St. John Recyclers Shooting for Waste Management Authority Grant Funding

Paul Devine

St. John residents can still drop their aluminum cans at island dumpster sites thanks to the efforts of the volunteer St. John Recyclers, at least for now.

The group has “muddled” through without grant funding over the past year, struggling to keep up with piles of bags loaded with aluminum cans waiting to be transported to St. Thomas for recycling, according to Paul Devine, a member of the St. John Community Foundation board of directors.

Devine was the sole attendee at a V.I. Waste Management Authority public meeting on its Community Enrichment Grant (CEG) program on Thursday evening, October 13, at the St. John Battery.

Under its CEG program WMA is able to appropriate $50,000 twice a year — there are two six-month grant cycles starting in April and again in November — to all three islands.

St. John Recyclers needs that money, explained Devine.

“We want that grant,” he said. “We have to keep the recycling going and we need that money for trucking services, for new bins and bags and a variety of things.”


St. John Recyclers was formed in 2008 and started collecting aluminum cans across the island in 2009 under an agreement with WMA. The group received funding from WMA’s CEG program in 2009, but missed out on last year’s cycles of grants.


While it was unclear why St. John Recyclers didn’t receive the grant in the November 2009 cycle, the group’s April 2010 application was denied because it was missing information, according to WMA’s district environmental programs manager Cordell Jacobs.

“There were questions about their application,” Jacobs said about the St. John recycling group. “We can’t give a grant without having these budget details.

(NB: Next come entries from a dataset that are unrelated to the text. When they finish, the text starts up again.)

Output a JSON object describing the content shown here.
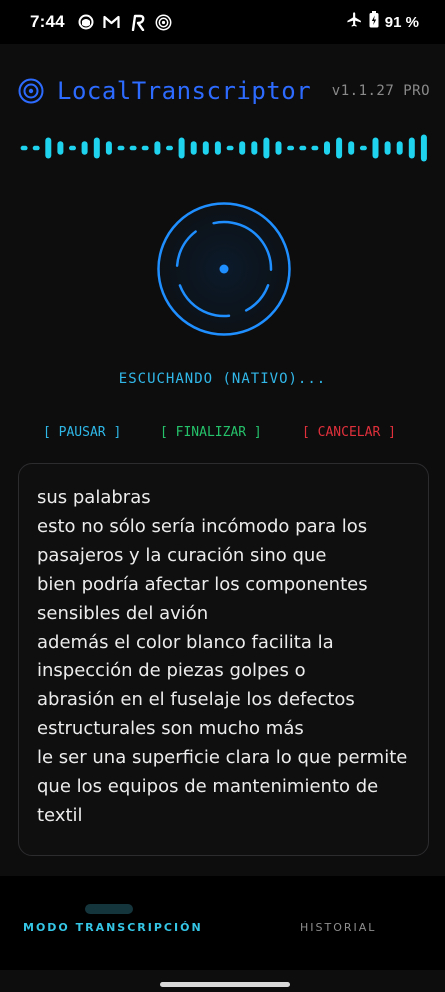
{
  "status_bar": {
    "time": "7:44",
    "notification_icons": [
      "app-icon",
      "gmail-icon",
      "r-app-icon",
      "target-icon"
    ],
    "system_icons": [
      "airplane-mode-icon",
      "battery-charging-icon"
    ],
    "battery_percent": "91 %"
  },
  "header": {
    "title": "LocalTranscriptor",
    "version": "v1.1.27 PRO",
    "accent_color": "#2d6bff"
  },
  "waveform": {
    "color": "#1fd2ee",
    "bars": [
      0.15,
      0.15,
      0.7,
      0.45,
      0.15,
      0.45,
      0.7,
      0.45,
      0.15,
      0.15,
      0.15,
      0.45,
      0.15,
      0.7,
      0.45,
      0.45,
      0.45,
      0.15,
      0.45,
      0.45,
      0.7,
      0.45,
      0.15,
      0.15,
      0.15,
      0.45,
      0.7,
      0.45,
      0.15,
      0.7,
      0.45,
      0.45,
      0.7,
      0.9
    ]
  },
  "listening": {
    "status": "ESCUCHANDO (NATIVO)..."
  },
  "controls": {
    "pause": "[ PAUSAR ]",
    "finish": "[ FINALIZAR ]",
    "cancel": "[ CANCELAR ]"
  },
  "transcript": {
    "lines": [
      "sus palabras",
      "esto no sólo sería incómodo para los",
      "pasajeros y la curación sino que",
      "bien podría afectar los componentes",
      "sensibles del avión",
      "además el color blanco facilita la",
      "inspección de piezas golpes o",
      "abrasión en el fuselaje los defectos",
      "estructurales son mucho más",
      "le ser una superficie clara lo que permite",
      "que los equipos de mantenimiento de",
      "textil"
    ]
  },
  "bottom_nav": {
    "tabs": [
      {
        "label": "MODO TRANSCRIPCIÓN",
        "active": true
      },
      {
        "label": "HISTORIAL",
        "active": false
      }
    ]
  }
}
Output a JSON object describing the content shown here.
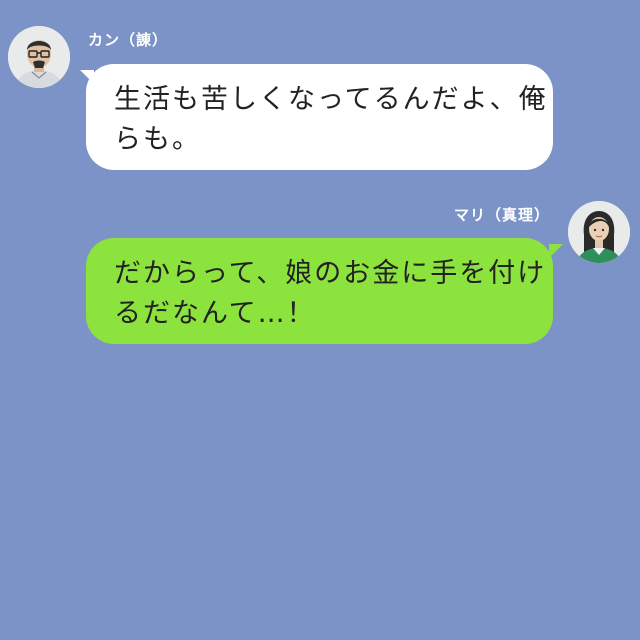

There were bottom lines that weren’t adding up and we needed to have that corrected.”

WMA officials issued a list of questions still remaining about the grant application to the St. John Community Foundation, which acts as St. John Recyclers’ fiduciary, Jacobs added.

The only St. John group which was awarded funding under the CEG program during the previous cycle was the Gifft Hill School which was given $2,000 for beach and environmental clean-up efforts, according to Jacobs.

The Sisterhood Agenda had also applied for WMA’s CEG, but the group was denied because its planned project — erecting a wall around the Cruz Bay roundabout — was out of scope with the grant guidelines, Jacobs explained.

Even with its spotty funding, the St. John Recyclers have made a big difference on the island. Since the volunteer recycling effort launched in August 2009, the group estimates that it has taken about one and half million cans out of the island’s waste stream, Devine explained.

Volunteers agree to “adopt” collection areas and transport the cans from their site to a central collection site at Enighed Pond Marine Facility, to eventually be transported to St. Thomas for recycling. The recyclers’ Enighed Pond storage area, however, was the source of the latest woe for the group.

St. John Recyclers learned on Monday, October 11, that the group had to relocate its container from the V.I. Port Authority owned land at Enighed by Thursday, October 13, in anticipation of the area being paved, Devine explained.

“We only had two days notice that we had to move the container,” said Devine. “And now we’re not sure if we’ll be welcome back after the paving is complete.”

For now, St. John Recyclers is storing its cache of cans on private property in Estate Grunwald but hoping to be able to either return to the Enighed Pond area or relocate to an area near the Susanaberg Transfer Station, explained Devine.

“If we could extend our agreement with WMA and remain at Enighed that would be great,” he said. “Or we would ideally like to have a permanent place at Susanaberg where we could keep our containers in a more central location.”

St. John Recyclers and WMA have successfully worked together for years and will hopefully continue their relationship in the future, Devine added.

“We depend on WMA for a lot of things,” he said. “They allow us to put our bins at the dumpster sites and have been a good partner. We have had good luck working with WMA and we hope to continue to do so.”

To find out how to help the St. John recycling effort call Celia Kalousek at the St. John Community Foundation at 693-9410. For more information about WMA’s CEG program call the authority at 777-3073.